**WHAT YOU ARE ASKED TO DO**
Wherever the word "name" appears in the entries, copy the whole line.

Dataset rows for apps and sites
§

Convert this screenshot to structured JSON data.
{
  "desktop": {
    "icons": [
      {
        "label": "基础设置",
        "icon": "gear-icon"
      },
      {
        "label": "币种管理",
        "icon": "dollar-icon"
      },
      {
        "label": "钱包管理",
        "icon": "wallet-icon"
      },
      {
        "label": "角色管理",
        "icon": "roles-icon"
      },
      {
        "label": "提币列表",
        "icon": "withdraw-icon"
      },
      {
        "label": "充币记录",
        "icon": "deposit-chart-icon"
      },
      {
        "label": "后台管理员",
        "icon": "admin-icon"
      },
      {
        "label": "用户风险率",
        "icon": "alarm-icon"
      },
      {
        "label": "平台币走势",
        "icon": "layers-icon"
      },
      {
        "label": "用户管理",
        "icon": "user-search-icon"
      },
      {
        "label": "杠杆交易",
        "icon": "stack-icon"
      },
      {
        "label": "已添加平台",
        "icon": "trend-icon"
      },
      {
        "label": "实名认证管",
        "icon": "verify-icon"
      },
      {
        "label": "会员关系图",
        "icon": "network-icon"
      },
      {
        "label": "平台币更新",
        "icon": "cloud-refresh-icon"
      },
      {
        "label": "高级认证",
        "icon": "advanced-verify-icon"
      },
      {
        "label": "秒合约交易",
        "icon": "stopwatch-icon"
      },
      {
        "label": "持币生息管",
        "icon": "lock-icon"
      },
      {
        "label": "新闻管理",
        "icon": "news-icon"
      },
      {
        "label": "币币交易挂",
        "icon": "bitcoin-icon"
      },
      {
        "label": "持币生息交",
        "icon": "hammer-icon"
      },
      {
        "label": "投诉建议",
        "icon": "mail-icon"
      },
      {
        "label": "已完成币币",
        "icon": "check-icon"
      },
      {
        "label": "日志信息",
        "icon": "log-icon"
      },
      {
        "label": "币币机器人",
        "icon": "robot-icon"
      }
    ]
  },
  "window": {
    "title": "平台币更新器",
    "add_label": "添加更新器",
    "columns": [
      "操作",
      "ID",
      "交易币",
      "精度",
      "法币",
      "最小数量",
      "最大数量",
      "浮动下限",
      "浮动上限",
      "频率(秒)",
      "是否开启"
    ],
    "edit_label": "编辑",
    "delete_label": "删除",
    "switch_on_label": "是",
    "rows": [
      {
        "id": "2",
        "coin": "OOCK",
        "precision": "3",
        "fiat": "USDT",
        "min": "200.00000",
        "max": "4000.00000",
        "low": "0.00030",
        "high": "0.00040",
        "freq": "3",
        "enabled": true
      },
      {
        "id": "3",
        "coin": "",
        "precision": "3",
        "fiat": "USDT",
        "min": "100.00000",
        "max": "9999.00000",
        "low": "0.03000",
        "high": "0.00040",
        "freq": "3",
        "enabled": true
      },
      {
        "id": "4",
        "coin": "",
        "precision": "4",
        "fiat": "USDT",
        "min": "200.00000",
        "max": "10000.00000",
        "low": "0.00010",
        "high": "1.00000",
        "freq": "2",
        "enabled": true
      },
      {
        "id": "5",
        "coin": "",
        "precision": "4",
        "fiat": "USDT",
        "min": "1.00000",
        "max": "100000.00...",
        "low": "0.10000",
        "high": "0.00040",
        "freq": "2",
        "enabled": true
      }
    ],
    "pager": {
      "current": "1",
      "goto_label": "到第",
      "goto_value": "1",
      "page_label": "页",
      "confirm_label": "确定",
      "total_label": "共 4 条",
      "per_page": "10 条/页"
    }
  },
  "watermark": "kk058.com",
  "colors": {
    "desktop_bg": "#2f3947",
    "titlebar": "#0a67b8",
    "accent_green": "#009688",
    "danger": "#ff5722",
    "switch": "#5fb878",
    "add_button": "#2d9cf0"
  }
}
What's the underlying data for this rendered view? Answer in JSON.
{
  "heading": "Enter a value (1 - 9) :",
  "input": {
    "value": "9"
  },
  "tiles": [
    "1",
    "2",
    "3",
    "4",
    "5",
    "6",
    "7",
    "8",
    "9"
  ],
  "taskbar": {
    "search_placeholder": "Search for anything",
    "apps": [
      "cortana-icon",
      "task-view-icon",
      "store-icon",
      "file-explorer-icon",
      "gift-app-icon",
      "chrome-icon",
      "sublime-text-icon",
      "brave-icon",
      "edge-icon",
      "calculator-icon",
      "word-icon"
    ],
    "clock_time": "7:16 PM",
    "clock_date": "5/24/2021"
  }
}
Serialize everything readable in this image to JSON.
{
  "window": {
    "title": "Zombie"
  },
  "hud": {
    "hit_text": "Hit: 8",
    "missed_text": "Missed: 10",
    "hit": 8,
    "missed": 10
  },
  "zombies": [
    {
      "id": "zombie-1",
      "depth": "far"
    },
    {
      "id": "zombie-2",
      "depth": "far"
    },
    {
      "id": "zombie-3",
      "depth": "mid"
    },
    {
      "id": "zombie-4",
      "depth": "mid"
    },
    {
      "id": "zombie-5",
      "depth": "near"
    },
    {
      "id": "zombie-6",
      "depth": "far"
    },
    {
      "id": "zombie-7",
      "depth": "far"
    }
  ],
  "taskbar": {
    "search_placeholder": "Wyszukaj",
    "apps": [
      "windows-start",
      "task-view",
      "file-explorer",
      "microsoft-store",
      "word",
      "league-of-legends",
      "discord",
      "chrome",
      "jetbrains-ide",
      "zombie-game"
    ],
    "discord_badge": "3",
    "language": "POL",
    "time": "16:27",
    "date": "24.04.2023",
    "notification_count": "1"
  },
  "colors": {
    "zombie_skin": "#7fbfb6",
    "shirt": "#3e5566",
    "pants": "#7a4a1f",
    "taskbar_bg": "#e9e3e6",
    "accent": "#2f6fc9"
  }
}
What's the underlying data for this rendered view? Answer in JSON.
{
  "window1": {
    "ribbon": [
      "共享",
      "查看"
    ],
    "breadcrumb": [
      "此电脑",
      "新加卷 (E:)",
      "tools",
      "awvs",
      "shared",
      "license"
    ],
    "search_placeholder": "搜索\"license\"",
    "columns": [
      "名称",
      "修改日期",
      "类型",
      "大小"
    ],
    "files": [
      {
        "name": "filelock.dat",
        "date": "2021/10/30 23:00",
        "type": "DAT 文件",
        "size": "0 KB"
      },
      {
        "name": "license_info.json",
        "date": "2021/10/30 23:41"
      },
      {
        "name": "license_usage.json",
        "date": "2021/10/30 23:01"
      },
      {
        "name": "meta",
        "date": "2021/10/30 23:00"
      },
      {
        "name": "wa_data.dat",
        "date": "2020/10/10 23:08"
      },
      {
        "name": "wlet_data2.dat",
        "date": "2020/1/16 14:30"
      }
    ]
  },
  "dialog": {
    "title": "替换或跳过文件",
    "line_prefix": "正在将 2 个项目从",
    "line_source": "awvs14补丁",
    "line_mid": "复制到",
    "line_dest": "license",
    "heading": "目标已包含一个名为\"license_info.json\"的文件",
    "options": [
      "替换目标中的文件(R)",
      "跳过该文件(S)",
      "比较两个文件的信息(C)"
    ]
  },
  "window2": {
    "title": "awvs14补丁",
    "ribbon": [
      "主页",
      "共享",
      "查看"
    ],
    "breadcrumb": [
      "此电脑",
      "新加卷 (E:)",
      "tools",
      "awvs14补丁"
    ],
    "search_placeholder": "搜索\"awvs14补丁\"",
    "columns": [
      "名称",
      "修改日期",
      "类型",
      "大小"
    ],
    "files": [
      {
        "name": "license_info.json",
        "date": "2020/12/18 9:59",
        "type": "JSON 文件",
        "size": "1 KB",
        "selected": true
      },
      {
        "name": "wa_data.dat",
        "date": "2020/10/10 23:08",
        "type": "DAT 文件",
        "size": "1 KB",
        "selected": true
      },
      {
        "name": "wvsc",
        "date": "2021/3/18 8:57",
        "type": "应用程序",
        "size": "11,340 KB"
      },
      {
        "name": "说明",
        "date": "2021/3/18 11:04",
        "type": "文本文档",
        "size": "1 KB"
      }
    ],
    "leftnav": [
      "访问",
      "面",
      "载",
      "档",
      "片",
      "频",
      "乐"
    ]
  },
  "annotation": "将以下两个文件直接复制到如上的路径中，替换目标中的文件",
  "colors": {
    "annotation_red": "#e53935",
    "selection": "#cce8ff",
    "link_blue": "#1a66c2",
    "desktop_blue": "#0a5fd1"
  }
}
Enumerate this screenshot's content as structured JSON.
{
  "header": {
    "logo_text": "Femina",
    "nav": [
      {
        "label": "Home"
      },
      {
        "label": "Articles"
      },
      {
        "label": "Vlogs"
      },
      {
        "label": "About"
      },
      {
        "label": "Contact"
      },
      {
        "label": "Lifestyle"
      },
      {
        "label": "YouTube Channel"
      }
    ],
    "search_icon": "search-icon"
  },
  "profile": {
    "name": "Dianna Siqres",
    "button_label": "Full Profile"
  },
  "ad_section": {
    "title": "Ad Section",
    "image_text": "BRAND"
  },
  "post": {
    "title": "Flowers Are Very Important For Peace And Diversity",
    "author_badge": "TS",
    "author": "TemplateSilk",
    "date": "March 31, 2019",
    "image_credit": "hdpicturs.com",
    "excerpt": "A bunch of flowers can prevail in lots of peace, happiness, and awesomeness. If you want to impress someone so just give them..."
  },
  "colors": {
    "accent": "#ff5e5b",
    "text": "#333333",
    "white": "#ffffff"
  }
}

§

**SOLUTION TO THIS EXERCISE**
        "name": "filelock.dat",
        "name": "license_info.json",
        "name": "license_usage.json",
        "name": "meta",
        "name": "wa_data.dat",
        "name": "wlet_data2.dat",
        "name": "license_info.json",
        "name": "wa_data.dat",
        "name": "wvsc",
        "name": "说明",
    "name": "Dianna Siqres",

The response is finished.